Go through the listing and copy each line with the string "项目名称".

** Opening DATA SHOWN block **

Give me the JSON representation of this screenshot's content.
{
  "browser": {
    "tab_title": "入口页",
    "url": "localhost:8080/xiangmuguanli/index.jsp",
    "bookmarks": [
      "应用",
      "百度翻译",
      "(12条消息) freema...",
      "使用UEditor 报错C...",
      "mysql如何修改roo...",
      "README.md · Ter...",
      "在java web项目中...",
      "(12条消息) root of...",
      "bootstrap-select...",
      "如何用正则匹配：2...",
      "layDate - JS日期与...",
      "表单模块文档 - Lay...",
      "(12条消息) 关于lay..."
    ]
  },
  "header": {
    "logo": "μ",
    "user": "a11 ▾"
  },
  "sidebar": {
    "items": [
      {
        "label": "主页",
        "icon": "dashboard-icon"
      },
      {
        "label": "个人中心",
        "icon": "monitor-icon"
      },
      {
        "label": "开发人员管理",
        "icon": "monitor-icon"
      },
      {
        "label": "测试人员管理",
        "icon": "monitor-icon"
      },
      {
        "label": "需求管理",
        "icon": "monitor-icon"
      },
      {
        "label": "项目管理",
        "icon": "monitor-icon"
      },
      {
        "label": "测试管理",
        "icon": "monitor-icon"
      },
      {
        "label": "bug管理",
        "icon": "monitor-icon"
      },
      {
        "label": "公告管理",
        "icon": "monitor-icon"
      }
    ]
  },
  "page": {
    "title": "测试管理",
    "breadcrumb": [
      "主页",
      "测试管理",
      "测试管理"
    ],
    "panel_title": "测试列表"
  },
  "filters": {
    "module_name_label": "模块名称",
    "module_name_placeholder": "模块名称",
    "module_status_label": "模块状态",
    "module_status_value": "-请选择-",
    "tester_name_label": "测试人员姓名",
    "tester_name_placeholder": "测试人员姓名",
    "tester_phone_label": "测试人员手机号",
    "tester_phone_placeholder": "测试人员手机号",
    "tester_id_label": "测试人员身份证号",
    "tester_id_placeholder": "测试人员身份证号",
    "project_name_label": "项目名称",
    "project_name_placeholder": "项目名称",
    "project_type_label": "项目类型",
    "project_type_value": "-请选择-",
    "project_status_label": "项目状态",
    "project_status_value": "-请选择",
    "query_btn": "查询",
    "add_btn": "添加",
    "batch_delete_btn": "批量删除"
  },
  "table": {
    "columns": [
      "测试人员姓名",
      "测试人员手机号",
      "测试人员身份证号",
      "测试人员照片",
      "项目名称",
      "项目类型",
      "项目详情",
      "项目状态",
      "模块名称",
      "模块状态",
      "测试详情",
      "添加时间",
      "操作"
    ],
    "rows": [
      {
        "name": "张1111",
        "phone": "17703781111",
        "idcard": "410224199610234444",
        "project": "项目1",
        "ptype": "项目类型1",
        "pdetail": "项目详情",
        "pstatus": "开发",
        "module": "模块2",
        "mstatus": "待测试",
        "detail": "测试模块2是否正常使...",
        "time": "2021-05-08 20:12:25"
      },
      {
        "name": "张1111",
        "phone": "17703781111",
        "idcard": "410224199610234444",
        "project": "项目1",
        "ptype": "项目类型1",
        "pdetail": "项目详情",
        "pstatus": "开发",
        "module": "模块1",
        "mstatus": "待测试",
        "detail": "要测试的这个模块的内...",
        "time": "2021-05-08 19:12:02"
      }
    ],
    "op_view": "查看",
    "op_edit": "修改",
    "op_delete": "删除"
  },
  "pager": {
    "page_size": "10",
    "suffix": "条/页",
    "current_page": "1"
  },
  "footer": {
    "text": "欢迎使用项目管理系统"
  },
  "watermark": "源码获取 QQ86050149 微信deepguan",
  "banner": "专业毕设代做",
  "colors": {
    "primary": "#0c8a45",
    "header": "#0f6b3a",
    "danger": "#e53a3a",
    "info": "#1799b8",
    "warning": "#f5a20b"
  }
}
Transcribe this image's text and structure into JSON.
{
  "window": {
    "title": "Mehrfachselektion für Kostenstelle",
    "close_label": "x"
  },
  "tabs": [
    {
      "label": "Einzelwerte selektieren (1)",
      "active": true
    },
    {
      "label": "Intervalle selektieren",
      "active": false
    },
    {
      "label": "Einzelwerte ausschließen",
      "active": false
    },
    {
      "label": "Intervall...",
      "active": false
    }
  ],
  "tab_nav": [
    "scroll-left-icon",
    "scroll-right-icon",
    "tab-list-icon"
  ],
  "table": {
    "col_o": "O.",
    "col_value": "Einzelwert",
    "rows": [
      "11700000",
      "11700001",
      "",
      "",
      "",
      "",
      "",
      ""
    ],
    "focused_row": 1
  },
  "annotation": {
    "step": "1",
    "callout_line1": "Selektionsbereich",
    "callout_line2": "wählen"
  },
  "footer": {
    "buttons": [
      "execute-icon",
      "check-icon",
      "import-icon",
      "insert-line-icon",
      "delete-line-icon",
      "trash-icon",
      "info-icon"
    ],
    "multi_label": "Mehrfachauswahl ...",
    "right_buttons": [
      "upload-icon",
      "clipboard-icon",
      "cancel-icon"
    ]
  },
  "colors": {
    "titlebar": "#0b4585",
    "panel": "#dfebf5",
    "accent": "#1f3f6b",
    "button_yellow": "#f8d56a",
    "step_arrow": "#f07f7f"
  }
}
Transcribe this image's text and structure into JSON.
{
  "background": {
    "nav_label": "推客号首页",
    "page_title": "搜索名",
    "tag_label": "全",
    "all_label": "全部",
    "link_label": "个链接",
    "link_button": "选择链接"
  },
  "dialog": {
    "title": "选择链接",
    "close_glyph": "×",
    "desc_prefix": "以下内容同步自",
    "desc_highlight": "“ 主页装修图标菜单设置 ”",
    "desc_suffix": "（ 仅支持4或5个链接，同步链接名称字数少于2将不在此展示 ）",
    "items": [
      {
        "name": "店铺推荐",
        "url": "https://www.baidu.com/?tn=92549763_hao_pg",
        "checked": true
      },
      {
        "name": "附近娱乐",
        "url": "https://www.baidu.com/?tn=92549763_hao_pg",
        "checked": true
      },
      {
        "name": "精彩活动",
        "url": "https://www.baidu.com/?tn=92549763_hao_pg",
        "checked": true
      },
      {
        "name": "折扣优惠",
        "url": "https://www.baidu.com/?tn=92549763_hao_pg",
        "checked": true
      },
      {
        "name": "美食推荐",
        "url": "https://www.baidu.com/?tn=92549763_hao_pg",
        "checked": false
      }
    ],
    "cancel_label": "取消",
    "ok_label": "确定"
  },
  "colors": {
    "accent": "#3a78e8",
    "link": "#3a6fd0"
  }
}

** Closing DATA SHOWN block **

COMPLETED EXERCISE:
    "project_name_label": "项目名称",
    "project_name_placeholder": "项目名称",
      "项目名称",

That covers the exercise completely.